> Task goal
Whenever a picture appears in the data, skip it and write out all other material exactly.

> Given data

################

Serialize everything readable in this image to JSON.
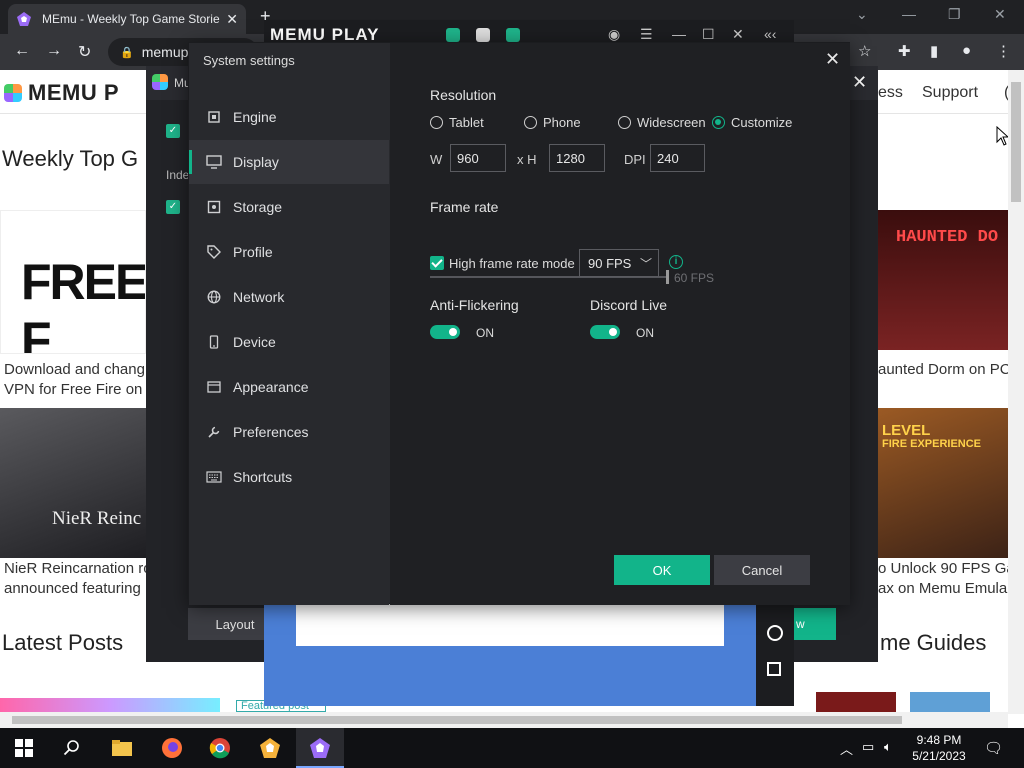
{
  "browser": {
    "tab_title": "MEmu - Weekly Top Game Stories",
    "address": "memup",
    "new_tab": "+"
  },
  "site": {
    "logo": "MEMU P",
    "nav_partial": "ess",
    "nav_support": "Support",
    "nav_cut": "(",
    "weekly_heading": "Weekly Top G",
    "latest_heading": "Latest Posts",
    "guides_heading": "me Guides",
    "cards": [
      {
        "line1": "Download and chang",
        "line2": "VPN for Free Fire on"
      },
      {
        "line1": "NieR Reincarnation ro",
        "line2": "announced featuring"
      },
      {
        "line1": "aunted Dorm on PC",
        "line2": ""
      },
      {
        "line1": "o Unlock 90 FPS Ga",
        "line2": "ax on Memu Emula"
      }
    ],
    "img_freefire": "FREE F",
    "img_nier": "NieR Reinc",
    "img_haunted": "HAUNTED DO",
    "img_level_l1": "LEVEL",
    "img_level_l2": "FIRE EXPERIENCE",
    "featured": "Featured post"
  },
  "memu": {
    "brand": "MEMU PLAY",
    "multi_title": "Mu",
    "index_label": "Inde",
    "layout_btn": "Layout",
    "green_btn": "w"
  },
  "dialog": {
    "title": "System settings",
    "sidebar": [
      {
        "label": "Engine",
        "icon": "chip-icon"
      },
      {
        "label": "Display",
        "icon": "monitor-icon"
      },
      {
        "label": "Storage",
        "icon": "storage-icon"
      },
      {
        "label": "Profile",
        "icon": "tag-icon"
      },
      {
        "label": "Network",
        "icon": "globe-icon"
      },
      {
        "label": "Device",
        "icon": "phone-icon"
      },
      {
        "label": "Appearance",
        "icon": "window-icon"
      },
      {
        "label": "Preferences",
        "icon": "wrench-icon"
      },
      {
        "label": "Shortcuts",
        "icon": "keyboard-icon"
      }
    ],
    "active_item": "Display",
    "resolution": {
      "label": "Resolution",
      "options": [
        "Tablet",
        "Phone",
        "Widescreen",
        "Customize"
      ],
      "selected": "Customize",
      "w_label": "W",
      "w_value": "960",
      "h_label": "x H",
      "h_value": "1280",
      "dpi_label": "DPI",
      "dpi_value": "240"
    },
    "frame_rate": {
      "label": "Frame rate",
      "slider_value": "60 FPS",
      "high_mode_label": "High frame rate mode",
      "high_mode_checked": true,
      "select_value": "90 FPS",
      "info": "i"
    },
    "anti_flicker": {
      "label": "Anti-Flickering",
      "state": "ON"
    },
    "discord": {
      "label": "Discord Live",
      "state": "ON"
    },
    "ok": "OK",
    "cancel": "Cancel"
  },
  "taskbar": {
    "time": "9:48 PM",
    "date": "5/21/2023"
  },
  "colors": {
    "accent": "#12b48a",
    "dialog_bg": "#28292d",
    "main_bg": "#1f2023"
  }
}
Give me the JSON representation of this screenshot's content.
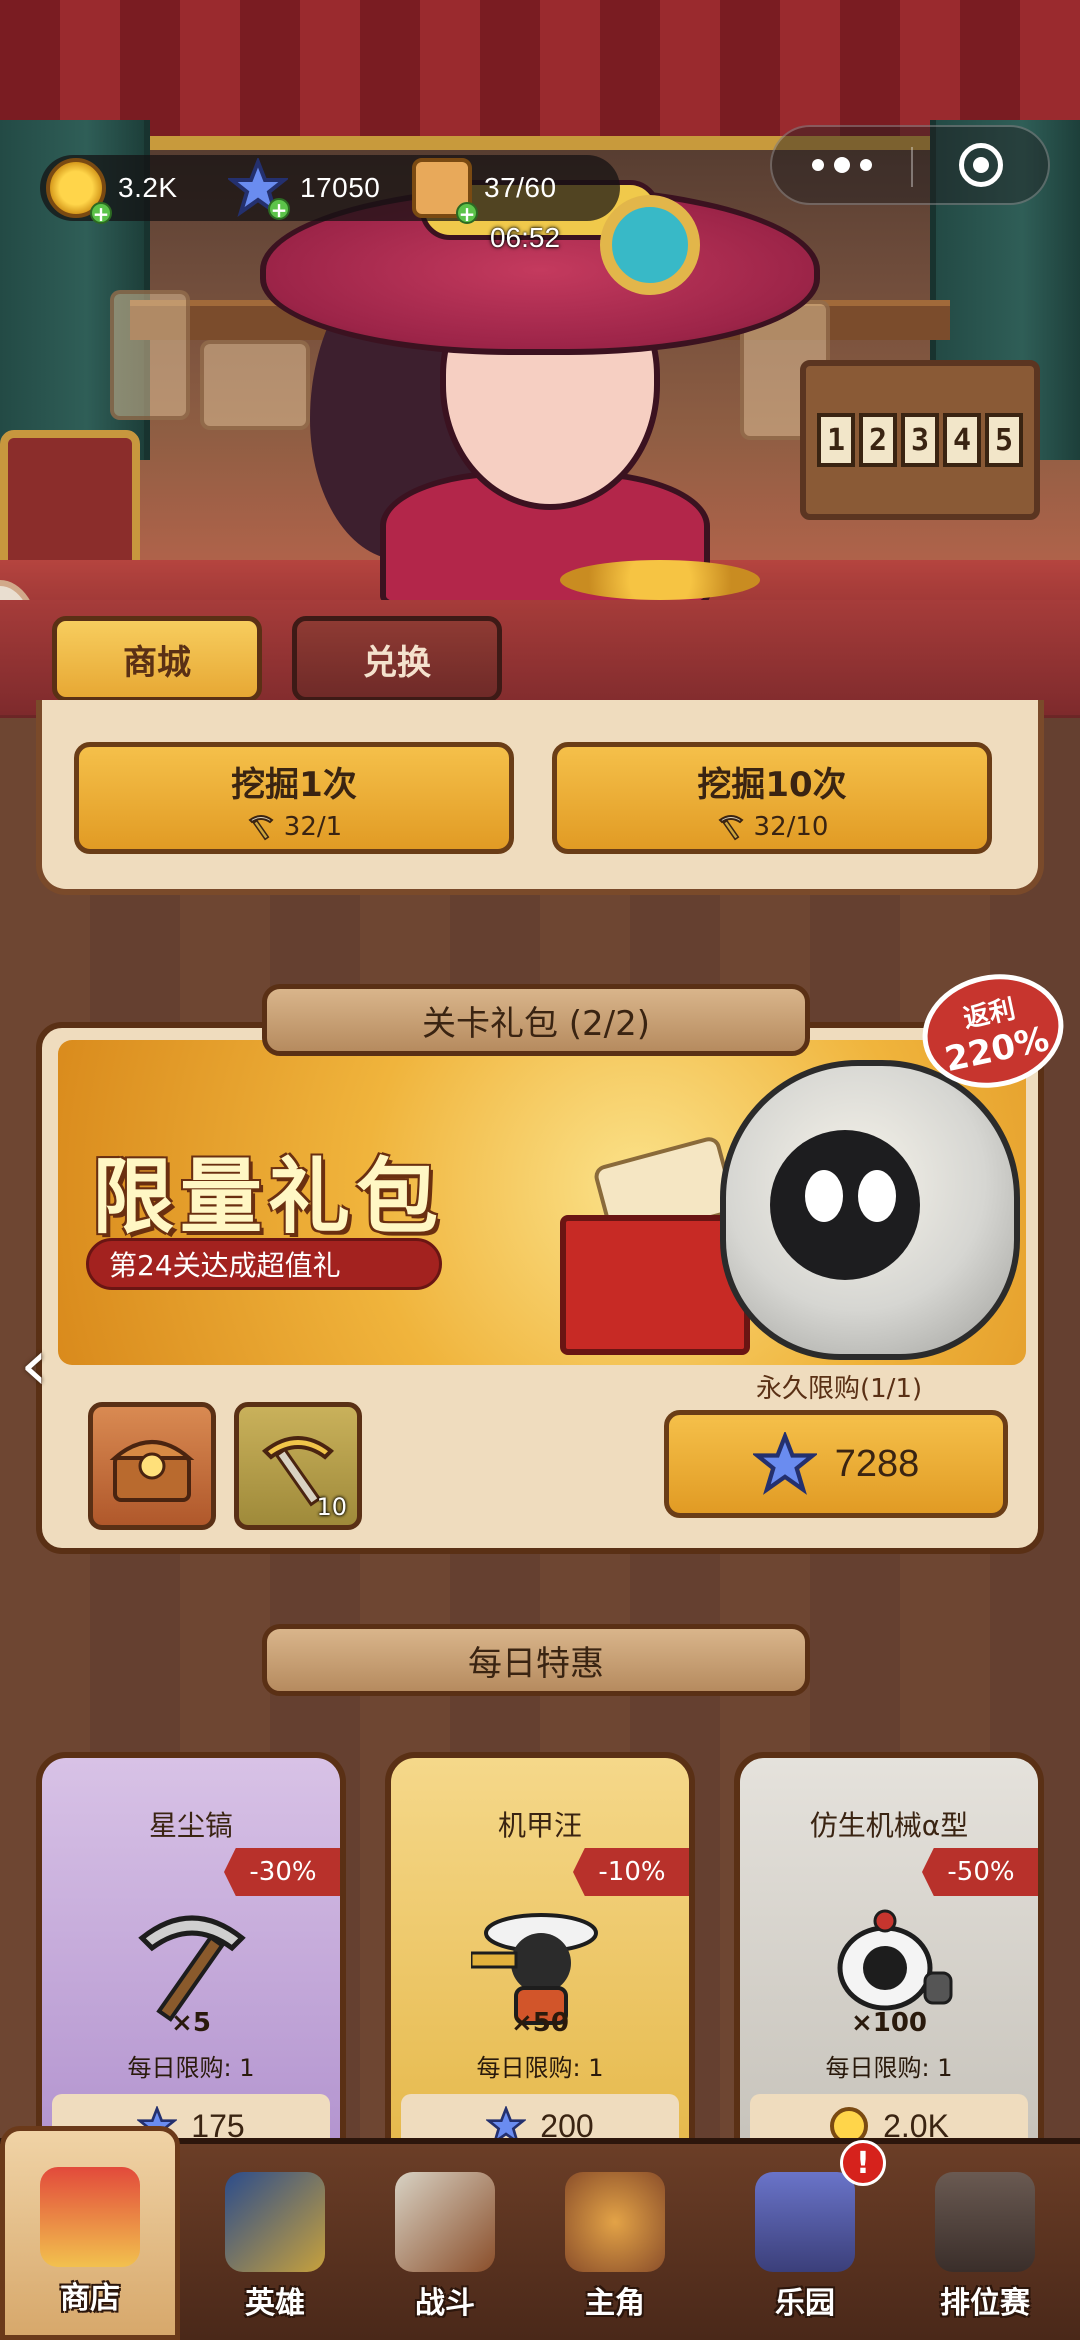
{
  "resources": {
    "coins": "3.2K",
    "stars": "17050",
    "stamina": "37/60",
    "timer": "06:52"
  },
  "tabs": {
    "shop": "商城",
    "exchange": "兑换"
  },
  "dig": {
    "once_label": "挖掘1次",
    "once_cost": "32/1",
    "ten_label": "挖掘10次",
    "ten_cost": "32/10"
  },
  "level_pack": {
    "section_title": "关卡礼包 (2/2)",
    "title": "限量礼包",
    "subtitle": "第24关达成超值礼",
    "rebate_label": "返利",
    "rebate_value": "220%",
    "limit": "永久限购(1/1)",
    "price": "7288",
    "items": [
      {
        "icon": "treasure-chest-icon",
        "count": ""
      },
      {
        "icon": "pickaxe-icon",
        "count": "10"
      }
    ]
  },
  "daily": {
    "section_title": "每日特惠",
    "deals": [
      {
        "name": "星尘镐",
        "discount": "-30%",
        "qty": "×5",
        "limit": "每日限购: 1",
        "price": "175",
        "currency": "star"
      },
      {
        "name": "机甲汪",
        "discount": "-10%",
        "qty": "×50",
        "limit": "每日限购: 1",
        "price": "200",
        "currency": "star"
      },
      {
        "name": "仿生机械α型",
        "discount": "-50%",
        "qty": "×100",
        "limit": "每日限购: 1",
        "price": "2.0K",
        "currency": "coin"
      }
    ]
  },
  "nav": [
    {
      "label": "商店",
      "icon": "shop-icon"
    },
    {
      "label": "英雄",
      "icon": "hero-cards-icon"
    },
    {
      "label": "战斗",
      "icon": "battle-icon"
    },
    {
      "label": "主角",
      "icon": "owl-icon"
    },
    {
      "label": "乐园",
      "icon": "castle-icon"
    },
    {
      "label": "排位赛",
      "icon": "lock-icon"
    }
  ],
  "colors": {
    "gold_button": "#e19b24",
    "accent_red": "#b8312b",
    "wood": "#6e4632"
  }
}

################

> Task response
Serialize everything readable in this image to JSON.
{
  "browser": {
    "tab_title": "MEmu - Weekly Top Game Stories",
    "address": "memup",
    "new_tab": "+"
  },
  "site": {
    "logo": "MEMU P",
    "nav_partial": "ess",
    "nav_support": "Support",
    "nav_cut": "(",
    "weekly_heading": "Weekly Top G",
    "latest_heading": "Latest Posts",
    "guides_heading": "me Guides",
    "cards": [
      {
        "line1": "Download and chang",
        "line2": "VPN for Free Fire on"
      },
      {
        "line1": "NieR Reincarnation ro",
        "line2": "announced featuring"
      },
      {
        "line1": "aunted Dorm on PC",
        "line2": ""
      },
      {
        "line1": "o Unlock 90 FPS Ga",
        "line2": "ax on Memu Emula"
      }
    ],
    "img_freefire": "FREE F",
    "img_nier": "NieR Reinc",
    "img_haunted": "HAUNTED DO",
    "img_level_l1": "LEVEL",
    "img_level_l2": "FIRE EXPERIENCE",
    "featured": "Featured post"
  },
  "memu": {
    "brand": "MEMU PLAY",
    "multi_title": "Mu",
    "index_label": "Inde",
    "layout_btn": "Layout",
    "green_btn": "w"
  },
  "dialog": {
    "title": "System settings",
    "sidebar": [
      {
        "label": "Engine",
        "icon": "chip-icon"
      },
      {
        "label": "Display",
        "icon": "monitor-icon"
      },
      {
        "label": "Storage",
        "icon": "storage-icon"
      },
      {
        "label": "Profile",
        "icon": "tag-icon"
      },
      {
        "label": "Network",
        "icon": "globe-icon"
      },
      {
        "label": "Device",
        "icon": "phone-icon"
      },
      {
        "label": "Appearance",
        "icon": "window-icon"
      },
      {
        "label": "Preferences",
        "icon": "wrench-icon"
      },
      {
        "label": "Shortcuts",
        "icon": "keyboard-icon"
      }
    ],
    "active_item": "Display",
    "resolution": {
      "label": "Resolution",
      "options": [
        "Tablet",
        "Phone",
        "Widescreen",
        "Customize"
      ],
      "selected": "Customize",
      "w_label": "W",
      "w_value": "960",
      "h_label": "x H",
      "h_value": "1280",
      "dpi_label": "DPI",
      "dpi_value": "240"
    },
    "frame_rate": {
      "label": "Frame rate",
      "slider_value": "60 FPS",
      "high_mode_label": "High frame rate mode",
      "high_mode_checked": true,
      "select_value": "90 FPS",
      "info": "i"
    },
    "anti_flicker": {
      "label": "Anti-Flickering",
      "state": "ON"
    },
    "discord": {
      "label": "Discord Live",
      "state": "ON"
    },
    "ok": "OK",
    "cancel": "Cancel"
  },
  "taskbar": {
    "time": "9:48 PM",
    "date": "5/21/2023"
  },
  "colors": {
    "accent": "#12b48a",
    "dialog_bg": "#28292d",
    "main_bg": "#1f2023"
  }
}
Give me the JSON representation of this screenshot's content.
{
  "resources": {
    "coins": "3.2K",
    "stars": "17050",
    "stamina": "37/60",
    "timer": "06:52"
  },
  "tabs": {
    "shop": "商城",
    "exchange": "兑换"
  },
  "dig": {
    "once_label": "挖掘1次",
    "once_cost": "32/1",
    "ten_label": "挖掘10次",
    "ten_cost": "32/10"
  },
  "level_pack": {
    "section_title": "关卡礼包 (2/2)",
    "title": "限量礼包",
    "subtitle": "第24关达成超值礼",
    "rebate_label": "返利",
    "rebate_value": "220%",
    "limit": "永久限购(1/1)",
    "price": "7288",
    "items": [
      {
        "icon": "treasure-chest-icon",
        "count": ""
      },
      {
        "icon": "pickaxe-icon",
        "count": "10"
      }
    ]
  },
  "daily": {
    "section_title": "每日特惠",
    "deals": [
      {
        "name": "星尘镐",
        "discount": "-30%",
        "qty": "×5",
        "limit": "每日限购: 1",
        "price": "175",
        "currency": "star"
      },
      {
        "name": "机甲汪",
        "discount": "-10%",
        "qty": "×50",
        "limit": "每日限购: 1",
        "price": "200",
        "currency": "star"
      },
      {
        "name": "仿生机械α型",
        "discount": "-50%",
        "qty": "×100",
        "limit": "每日限购: 1",
        "price": "2.0K",
        "currency": "coin"
      }
    ]
  },
  "nav": [
    {
      "label": "商店",
      "icon": "shop-icon"
    },
    {
      "label": "英雄",
      "icon": "hero-cards-icon"
    },
    {
      "label": "战斗",
      "icon": "battle-icon"
    },
    {
      "label": "主角",
      "icon": "owl-icon"
    },
    {
      "label": "乐园",
      "icon": "castle-icon"
    },
    {
      "label": "排位赛",
      "icon": "lock-icon"
    }
  ],
  "colors": {
    "gold_button": "#e19b24",
    "accent_red": "#b8312b",
    "wood": "#6e4632"
  }
}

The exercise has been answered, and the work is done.